What the task asks -> Could you set down the listing below exactly, leaving out its pictures?

┌─ Exercise input

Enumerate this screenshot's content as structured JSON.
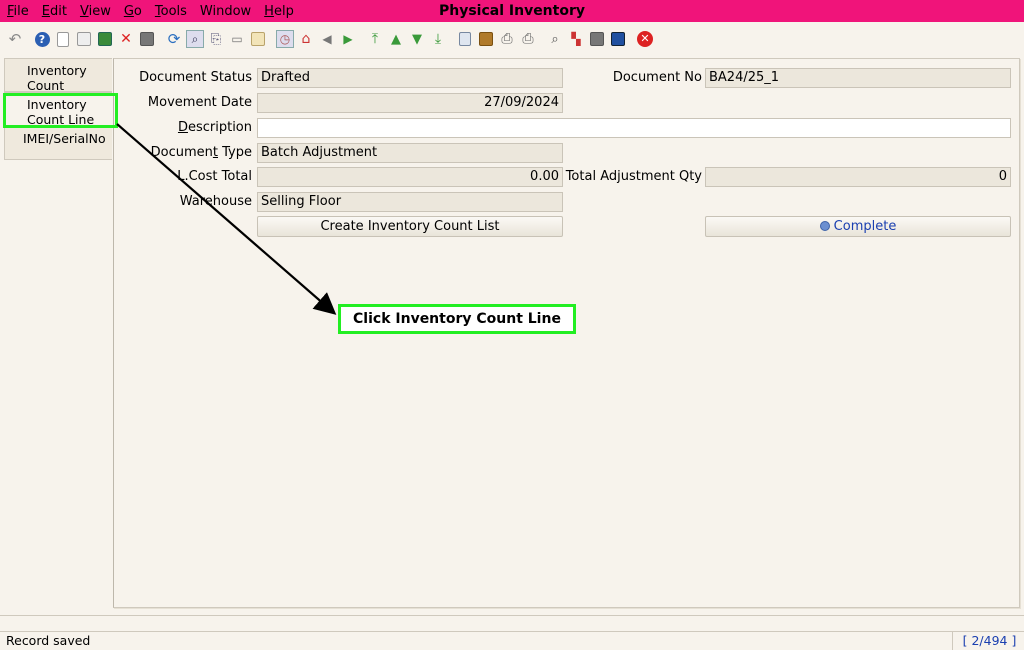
{
  "window": {
    "title": "Physical Inventory"
  },
  "menu": [
    {
      "pre": "",
      "u": "F",
      "post": "ile"
    },
    {
      "pre": "",
      "u": "E",
      "post": "dit"
    },
    {
      "pre": "",
      "u": "V",
      "post": "iew"
    },
    {
      "pre": "",
      "u": "G",
      "post": "o"
    },
    {
      "pre": "",
      "u": "T",
      "post": "ools"
    },
    {
      "pre": "Windo",
      "u": "",
      "post": "w"
    },
    {
      "pre": "",
      "u": "H",
      "post": "elp"
    }
  ],
  "toolbar": {
    "icons": [
      "undo-icon",
      "help-icon",
      "new-icon",
      "copy-icon",
      "save-new-icon",
      "delete-icon",
      "save-icon",
      "refresh-icon",
      "find-icon",
      "attachment-icon",
      "chat-icon",
      "history-icon",
      "home-icon",
      "parent-icon",
      "back-icon",
      "forward-icon",
      "first-icon",
      "previous-icon",
      "next-icon",
      "last-icon",
      "report-icon",
      "archive-icon",
      "print-preview-icon",
      "print-icon",
      "zoom-across-icon",
      "workflow-icon",
      "requests-icon",
      "product-info-icon",
      "close-icon"
    ]
  },
  "tabs": {
    "inventory_count": "Inventory Count",
    "inventory_count_line": "Inventory Count Line",
    "imei": "IMEI/SerialNo"
  },
  "form": {
    "document_status_label": "Document Status",
    "document_status_value": "Drafted",
    "document_no_label": "Document No",
    "document_no_value": "BA24/25_1",
    "movement_date_label": "Movement Date",
    "movement_date_value": "27/09/2024",
    "description_label_u": "D",
    "description_label_rest": "escription",
    "description_value": "",
    "document_type_label_pre": "Documen",
    "document_type_label_u": "t",
    "document_type_label_post": " Type",
    "document_type_value": "Batch Adjustment",
    "cost_total_label": "L.Cost Total",
    "cost_total_value": "0.00",
    "total_adj_label": "Total Adjustment Qty",
    "total_adj_value": "0",
    "warehouse_label": "Warehouse",
    "warehouse_value": "Selling Floor",
    "create_list_button": "Create Inventory Count List",
    "complete_button": "Complete"
  },
  "callout": {
    "text": "Click Inventory Count Line"
  },
  "status": {
    "message": "Record saved",
    "record": "[ 2/494 ]"
  },
  "colors": {
    "titlebar": "#f0147a",
    "highlight": "#22ee22",
    "panel": "#f7f3ec"
  }
}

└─

Problem solution ->
Enumerate this screenshot's content as structured JSON.
{
  "window": {
    "title": "Physical Inventory"
  },
  "menu": [
    {
      "pre": "",
      "u": "F",
      "post": "ile"
    },
    {
      "pre": "",
      "u": "E",
      "post": "dit"
    },
    {
      "pre": "",
      "u": "V",
      "post": "iew"
    },
    {
      "pre": "",
      "u": "G",
      "post": "o"
    },
    {
      "pre": "",
      "u": "T",
      "post": "ools"
    },
    {
      "pre": "Windo",
      "u": "",
      "post": "w"
    },
    {
      "pre": "",
      "u": "H",
      "post": "elp"
    }
  ],
  "toolbar": {
    "icons": [
      "undo-icon",
      "help-icon",
      "new-icon",
      "copy-icon",
      "save-new-icon",
      "delete-icon",
      "save-icon",
      "refresh-icon",
      "find-icon",
      "attachment-icon",
      "chat-icon",
      "history-icon",
      "home-icon",
      "parent-icon",
      "back-icon",
      "forward-icon",
      "first-icon",
      "previous-icon",
      "next-icon",
      "last-icon",
      "report-icon",
      "archive-icon",
      "print-preview-icon",
      "print-icon",
      "zoom-across-icon",
      "workflow-icon",
      "requests-icon",
      "product-info-icon",
      "close-icon"
    ]
  },
  "tabs": {
    "inventory_count": "Inventory Count",
    "inventory_count_line": "Inventory Count Line",
    "imei": "IMEI/SerialNo"
  },
  "form": {
    "document_status_label": "Document Status",
    "document_status_value": "Drafted",
    "document_no_label": "Document No",
    "document_no_value": "BA24/25_1",
    "movement_date_label": "Movement Date",
    "movement_date_value": "27/09/2024",
    "description_label_u": "D",
    "description_label_rest": "escription",
    "description_value": "",
    "document_type_label_pre": "Documen",
    "document_type_label_u": "t",
    "document_type_label_post": " Type",
    "document_type_value": "Batch Adjustment",
    "cost_total_label": "L.Cost Total",
    "cost_total_value": "0.00",
    "total_adj_label": "Total Adjustment Qty",
    "total_adj_value": "0",
    "warehouse_label": "Warehouse",
    "warehouse_value": "Selling Floor",
    "create_list_button": "Create Inventory Count List",
    "complete_button": "Complete"
  },
  "callout": {
    "text": "Click Inventory Count Line"
  },
  "status": {
    "message": "Record saved",
    "record": "[ 2/494 ]"
  },
  "colors": {
    "titlebar": "#f0147a",
    "highlight": "#22ee22",
    "panel": "#f7f3ec"
  }
}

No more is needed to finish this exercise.